  21. ^ "§14. Prohibition on multiple membership of local authorities". Local Government Act 2001. Irish Statute Book. 2001. Retrieved April 15, 2010. 
  22. ^ "Membership of local authorities in Ireland". Government in Ireland. Dublin: Citizens Information Board. 3 December 2009. Retrieved 16 April 2010. 
  23. ^ "§6 Amendment of Local Elections Regulations 1995". Local Government (No. 2) Act 2003. Irish Statute Book. June 2, 2003. Retrieved 2009-10-06. 
  24. ^ "Local Government Reform". Department of the Environment, Community & Local Government. 2014. Retrieved 29 May 2014. 
  25. ^ "Local Government Reform Act 2014, Section 19". Irish Statute Book. Retrieved 29 May 2014. 
  26. ^ [1][dead link]
  27. ^ a b c Committee on Standards in Public Life (November 2009). MPs' expenses and allowances; Supporting Parliament, safeguarding the taxpayer.

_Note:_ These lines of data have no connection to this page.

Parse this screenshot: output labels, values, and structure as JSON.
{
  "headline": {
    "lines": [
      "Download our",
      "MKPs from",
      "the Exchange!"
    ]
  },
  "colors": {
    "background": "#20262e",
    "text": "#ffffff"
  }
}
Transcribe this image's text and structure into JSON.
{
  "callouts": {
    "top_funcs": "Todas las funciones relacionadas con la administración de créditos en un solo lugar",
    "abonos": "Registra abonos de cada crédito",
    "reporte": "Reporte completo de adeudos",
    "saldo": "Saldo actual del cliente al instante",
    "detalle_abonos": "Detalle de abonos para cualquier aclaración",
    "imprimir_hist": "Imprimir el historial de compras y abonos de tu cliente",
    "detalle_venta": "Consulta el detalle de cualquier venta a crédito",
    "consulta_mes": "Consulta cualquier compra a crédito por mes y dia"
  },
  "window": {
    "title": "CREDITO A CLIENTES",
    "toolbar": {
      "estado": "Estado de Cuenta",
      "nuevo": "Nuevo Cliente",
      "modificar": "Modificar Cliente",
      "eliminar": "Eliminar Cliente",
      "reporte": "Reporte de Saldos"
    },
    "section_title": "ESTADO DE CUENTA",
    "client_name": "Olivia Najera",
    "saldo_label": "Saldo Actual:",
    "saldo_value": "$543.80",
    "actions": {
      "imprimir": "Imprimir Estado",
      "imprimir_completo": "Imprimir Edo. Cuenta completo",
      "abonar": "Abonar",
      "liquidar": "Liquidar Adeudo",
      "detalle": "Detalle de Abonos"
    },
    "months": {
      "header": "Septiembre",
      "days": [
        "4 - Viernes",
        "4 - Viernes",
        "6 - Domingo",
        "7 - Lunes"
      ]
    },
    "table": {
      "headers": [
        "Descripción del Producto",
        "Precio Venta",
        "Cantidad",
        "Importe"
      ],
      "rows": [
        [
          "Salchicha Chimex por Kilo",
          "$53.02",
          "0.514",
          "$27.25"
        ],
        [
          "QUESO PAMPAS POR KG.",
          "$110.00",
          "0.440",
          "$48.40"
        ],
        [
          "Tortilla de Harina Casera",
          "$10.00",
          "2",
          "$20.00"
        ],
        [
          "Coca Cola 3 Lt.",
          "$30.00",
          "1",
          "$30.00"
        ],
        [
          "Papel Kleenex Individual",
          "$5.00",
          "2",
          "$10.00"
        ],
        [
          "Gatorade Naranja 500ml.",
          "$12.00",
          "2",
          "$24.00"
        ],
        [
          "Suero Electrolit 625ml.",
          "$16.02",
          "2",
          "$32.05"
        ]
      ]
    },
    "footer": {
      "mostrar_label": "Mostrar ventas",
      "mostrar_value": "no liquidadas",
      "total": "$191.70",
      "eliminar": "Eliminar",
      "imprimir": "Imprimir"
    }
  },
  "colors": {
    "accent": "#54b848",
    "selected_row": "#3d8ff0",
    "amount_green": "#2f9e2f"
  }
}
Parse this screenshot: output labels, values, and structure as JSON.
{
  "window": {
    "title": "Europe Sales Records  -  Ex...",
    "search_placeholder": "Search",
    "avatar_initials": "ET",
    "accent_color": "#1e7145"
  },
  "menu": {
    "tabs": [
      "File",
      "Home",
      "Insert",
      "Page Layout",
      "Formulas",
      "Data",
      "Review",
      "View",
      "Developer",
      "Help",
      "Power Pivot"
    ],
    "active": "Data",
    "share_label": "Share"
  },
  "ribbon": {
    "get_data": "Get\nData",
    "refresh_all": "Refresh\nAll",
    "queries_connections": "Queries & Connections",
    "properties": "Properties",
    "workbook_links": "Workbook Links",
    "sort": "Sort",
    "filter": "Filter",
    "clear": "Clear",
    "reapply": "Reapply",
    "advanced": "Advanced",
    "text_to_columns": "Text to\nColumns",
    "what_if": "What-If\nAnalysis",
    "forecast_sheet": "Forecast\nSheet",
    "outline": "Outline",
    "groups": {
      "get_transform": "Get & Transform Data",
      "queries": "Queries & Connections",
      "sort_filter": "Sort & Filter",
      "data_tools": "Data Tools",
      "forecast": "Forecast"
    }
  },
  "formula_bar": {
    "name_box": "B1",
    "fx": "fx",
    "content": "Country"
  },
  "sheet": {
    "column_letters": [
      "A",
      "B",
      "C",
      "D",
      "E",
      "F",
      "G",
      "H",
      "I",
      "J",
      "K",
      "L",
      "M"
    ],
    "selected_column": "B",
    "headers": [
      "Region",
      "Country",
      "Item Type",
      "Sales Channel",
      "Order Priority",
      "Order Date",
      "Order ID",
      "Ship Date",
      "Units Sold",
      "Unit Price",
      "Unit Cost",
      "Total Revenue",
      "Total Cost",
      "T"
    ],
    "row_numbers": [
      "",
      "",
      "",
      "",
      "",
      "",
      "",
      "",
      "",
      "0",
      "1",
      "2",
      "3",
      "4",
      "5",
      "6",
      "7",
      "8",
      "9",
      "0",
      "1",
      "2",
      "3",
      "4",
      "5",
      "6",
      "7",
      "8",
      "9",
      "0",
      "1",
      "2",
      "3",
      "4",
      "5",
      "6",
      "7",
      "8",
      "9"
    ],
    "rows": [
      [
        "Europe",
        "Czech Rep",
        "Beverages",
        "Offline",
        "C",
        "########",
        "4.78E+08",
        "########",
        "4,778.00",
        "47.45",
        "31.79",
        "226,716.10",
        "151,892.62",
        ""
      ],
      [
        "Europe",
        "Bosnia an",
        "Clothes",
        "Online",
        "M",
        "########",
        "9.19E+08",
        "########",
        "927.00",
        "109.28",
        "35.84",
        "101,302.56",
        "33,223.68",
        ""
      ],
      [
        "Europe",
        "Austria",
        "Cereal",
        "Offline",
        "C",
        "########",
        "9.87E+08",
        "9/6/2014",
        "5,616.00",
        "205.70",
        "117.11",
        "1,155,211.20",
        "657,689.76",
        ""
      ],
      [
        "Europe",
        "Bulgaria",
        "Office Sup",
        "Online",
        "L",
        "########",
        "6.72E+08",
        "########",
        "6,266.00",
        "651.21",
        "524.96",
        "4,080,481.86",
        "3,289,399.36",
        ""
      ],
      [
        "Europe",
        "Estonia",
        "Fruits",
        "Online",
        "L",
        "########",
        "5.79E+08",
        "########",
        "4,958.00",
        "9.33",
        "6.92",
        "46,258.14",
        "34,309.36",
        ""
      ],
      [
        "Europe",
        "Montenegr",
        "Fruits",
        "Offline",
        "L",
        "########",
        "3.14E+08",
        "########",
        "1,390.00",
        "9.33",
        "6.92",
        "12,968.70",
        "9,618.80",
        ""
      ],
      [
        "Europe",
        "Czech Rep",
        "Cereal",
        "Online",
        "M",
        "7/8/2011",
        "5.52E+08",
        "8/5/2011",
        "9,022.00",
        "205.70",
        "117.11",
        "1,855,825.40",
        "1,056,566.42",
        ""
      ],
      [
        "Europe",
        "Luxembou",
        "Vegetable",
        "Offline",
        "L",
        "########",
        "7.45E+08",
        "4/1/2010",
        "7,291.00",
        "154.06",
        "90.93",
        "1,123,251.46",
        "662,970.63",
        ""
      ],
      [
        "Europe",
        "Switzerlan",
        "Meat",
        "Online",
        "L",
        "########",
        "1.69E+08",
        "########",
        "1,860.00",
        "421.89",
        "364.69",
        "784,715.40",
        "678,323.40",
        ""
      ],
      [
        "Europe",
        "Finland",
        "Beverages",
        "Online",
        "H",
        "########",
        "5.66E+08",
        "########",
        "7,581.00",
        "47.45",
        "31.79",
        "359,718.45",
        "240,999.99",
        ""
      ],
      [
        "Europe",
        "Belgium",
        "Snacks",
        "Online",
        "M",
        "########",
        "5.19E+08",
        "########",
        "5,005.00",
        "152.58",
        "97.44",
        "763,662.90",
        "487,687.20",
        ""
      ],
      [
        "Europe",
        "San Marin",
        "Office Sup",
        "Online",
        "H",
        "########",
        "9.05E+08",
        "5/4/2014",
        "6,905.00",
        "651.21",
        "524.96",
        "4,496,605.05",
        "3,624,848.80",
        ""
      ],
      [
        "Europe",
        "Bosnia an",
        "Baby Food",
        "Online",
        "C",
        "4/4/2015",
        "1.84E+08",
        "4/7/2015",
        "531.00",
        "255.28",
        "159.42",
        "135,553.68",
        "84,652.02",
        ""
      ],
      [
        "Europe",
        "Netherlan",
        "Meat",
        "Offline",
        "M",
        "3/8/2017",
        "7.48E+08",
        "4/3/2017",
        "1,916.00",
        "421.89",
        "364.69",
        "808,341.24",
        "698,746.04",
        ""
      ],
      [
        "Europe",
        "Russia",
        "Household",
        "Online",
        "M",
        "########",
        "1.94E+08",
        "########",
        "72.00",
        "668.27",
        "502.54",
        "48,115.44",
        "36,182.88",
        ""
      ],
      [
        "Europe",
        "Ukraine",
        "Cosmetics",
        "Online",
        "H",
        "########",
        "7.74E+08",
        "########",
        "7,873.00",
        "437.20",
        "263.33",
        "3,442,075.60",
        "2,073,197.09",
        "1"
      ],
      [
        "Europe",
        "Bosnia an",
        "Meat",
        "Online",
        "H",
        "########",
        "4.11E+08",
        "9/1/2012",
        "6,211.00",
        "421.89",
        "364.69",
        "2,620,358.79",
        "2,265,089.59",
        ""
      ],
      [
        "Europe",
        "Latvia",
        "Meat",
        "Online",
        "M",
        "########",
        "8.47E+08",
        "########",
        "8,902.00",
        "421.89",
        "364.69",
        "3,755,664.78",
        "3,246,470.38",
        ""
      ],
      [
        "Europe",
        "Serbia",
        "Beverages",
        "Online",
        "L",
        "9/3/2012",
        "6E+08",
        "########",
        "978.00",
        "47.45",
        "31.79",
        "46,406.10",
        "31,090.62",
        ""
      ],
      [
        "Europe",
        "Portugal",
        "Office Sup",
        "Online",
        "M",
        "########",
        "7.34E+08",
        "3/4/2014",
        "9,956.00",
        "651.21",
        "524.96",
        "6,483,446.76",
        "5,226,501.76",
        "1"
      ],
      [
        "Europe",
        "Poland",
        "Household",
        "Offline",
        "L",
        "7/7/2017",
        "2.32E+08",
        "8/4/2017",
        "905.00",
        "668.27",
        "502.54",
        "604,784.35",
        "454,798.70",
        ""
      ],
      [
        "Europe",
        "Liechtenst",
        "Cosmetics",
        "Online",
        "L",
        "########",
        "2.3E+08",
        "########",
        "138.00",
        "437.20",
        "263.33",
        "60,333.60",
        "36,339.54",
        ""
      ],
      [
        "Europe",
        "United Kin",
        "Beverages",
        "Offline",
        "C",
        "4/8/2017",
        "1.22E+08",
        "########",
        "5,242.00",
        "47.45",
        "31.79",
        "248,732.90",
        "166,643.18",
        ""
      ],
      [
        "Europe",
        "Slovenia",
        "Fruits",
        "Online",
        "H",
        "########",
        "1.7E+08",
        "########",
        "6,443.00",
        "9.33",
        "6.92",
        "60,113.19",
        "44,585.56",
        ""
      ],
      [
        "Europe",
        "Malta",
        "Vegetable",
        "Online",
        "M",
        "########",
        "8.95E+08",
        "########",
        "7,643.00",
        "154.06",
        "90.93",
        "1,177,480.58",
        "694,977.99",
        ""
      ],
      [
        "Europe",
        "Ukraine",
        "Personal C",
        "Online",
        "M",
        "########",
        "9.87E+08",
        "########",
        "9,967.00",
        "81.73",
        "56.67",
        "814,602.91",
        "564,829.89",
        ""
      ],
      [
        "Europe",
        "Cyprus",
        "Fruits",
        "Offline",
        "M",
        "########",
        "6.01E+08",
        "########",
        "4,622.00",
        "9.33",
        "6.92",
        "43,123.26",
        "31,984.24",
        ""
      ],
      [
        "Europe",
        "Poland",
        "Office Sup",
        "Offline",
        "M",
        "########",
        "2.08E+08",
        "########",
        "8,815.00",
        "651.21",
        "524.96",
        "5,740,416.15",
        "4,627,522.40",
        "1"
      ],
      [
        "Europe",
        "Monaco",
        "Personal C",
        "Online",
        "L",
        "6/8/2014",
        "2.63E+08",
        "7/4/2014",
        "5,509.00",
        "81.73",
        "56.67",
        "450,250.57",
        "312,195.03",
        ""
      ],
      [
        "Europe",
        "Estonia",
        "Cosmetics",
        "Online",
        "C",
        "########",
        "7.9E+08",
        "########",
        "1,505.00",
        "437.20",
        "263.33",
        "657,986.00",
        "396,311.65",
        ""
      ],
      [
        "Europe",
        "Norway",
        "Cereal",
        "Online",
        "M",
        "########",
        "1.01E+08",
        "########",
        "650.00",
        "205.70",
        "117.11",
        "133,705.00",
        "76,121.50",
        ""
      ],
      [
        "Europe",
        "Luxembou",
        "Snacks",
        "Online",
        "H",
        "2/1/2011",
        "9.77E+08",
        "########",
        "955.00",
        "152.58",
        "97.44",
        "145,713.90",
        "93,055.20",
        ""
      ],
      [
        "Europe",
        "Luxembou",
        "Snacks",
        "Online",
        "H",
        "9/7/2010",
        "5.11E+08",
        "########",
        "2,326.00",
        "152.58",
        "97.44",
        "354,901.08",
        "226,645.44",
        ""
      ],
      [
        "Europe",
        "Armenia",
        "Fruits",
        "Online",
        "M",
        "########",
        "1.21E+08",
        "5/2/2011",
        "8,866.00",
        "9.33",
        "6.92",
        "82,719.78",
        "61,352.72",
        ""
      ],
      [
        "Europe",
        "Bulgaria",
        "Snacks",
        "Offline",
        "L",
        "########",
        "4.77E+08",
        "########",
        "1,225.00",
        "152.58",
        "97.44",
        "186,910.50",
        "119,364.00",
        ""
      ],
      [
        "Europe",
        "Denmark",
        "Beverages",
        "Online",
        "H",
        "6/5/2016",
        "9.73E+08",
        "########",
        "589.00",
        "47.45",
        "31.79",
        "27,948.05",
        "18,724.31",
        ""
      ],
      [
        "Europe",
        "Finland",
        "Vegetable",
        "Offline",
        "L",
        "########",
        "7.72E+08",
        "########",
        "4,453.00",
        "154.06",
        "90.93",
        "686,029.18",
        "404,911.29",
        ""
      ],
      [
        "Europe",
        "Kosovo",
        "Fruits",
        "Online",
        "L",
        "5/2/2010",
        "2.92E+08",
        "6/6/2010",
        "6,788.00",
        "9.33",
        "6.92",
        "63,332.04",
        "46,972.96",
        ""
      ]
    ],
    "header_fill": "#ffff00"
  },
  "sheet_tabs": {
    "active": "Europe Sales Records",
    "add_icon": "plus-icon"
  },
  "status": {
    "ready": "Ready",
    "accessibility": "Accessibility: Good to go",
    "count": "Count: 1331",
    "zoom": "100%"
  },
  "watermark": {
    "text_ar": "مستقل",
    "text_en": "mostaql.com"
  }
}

House of Commons papers 2009 7724. Chaired by Sir Christopher Kelly. p. 95. Retrieved 15 April 2010. 
  28. ^ [http://www.legislation.gov.uk/ukpga/2014/13/section/3 Northern Ireland (Miscellaneous Provisions) Act 2014 s3
  29. ^ Wales Bill
  30. ^ (comment).
  31. ^ via Associated Press. "Governor Receives Legislation to Halt 'Double Dipping'", Sarasota Herald-Tribune, April 19, 1984. Accessed May 30, 2010.
  32. ^ Fusco, Chris. "Right thing to do -- or is it revenge?", Chicago Sun-Times, August 31, 2008. Accessed May 30, 2010.
  33. ^ Strum, Charles. "New Jersey Politicians Serve Public, Twice", The New York Times, December 27, 1992. Accessed May 30, 2010.
  34. ^ Little hope for change with the foxes still in charge, New Jersey Jewish News, May 30, 2010.
  35. ^ a b "Double-dipping continues, increases after ban", South Jersey Media Group, March 24, 2008. Accessed Sep 7, 2012. "Since Gov. Jon S. Corzine signed a ban on dual-office holding in September, the number of lawmakers who hold more than one office has actually increased -- from 17 to 19 -- according to a report by The Star-Ledger of Newark. This is because a grandfather clause allows any lawmaker holding two offices as of Feb. 1 to keep both."
  36. ^ Arca, Matthew. "Dual office holders: Four remain", PolitickerNJ, Oct 26, 2012. Accessed Oct 30, 2012.
  37. ^ Staff. "House tries to forbid double dipping", Toledo Blade, February 9, 2001. Accessed May 30, 2010.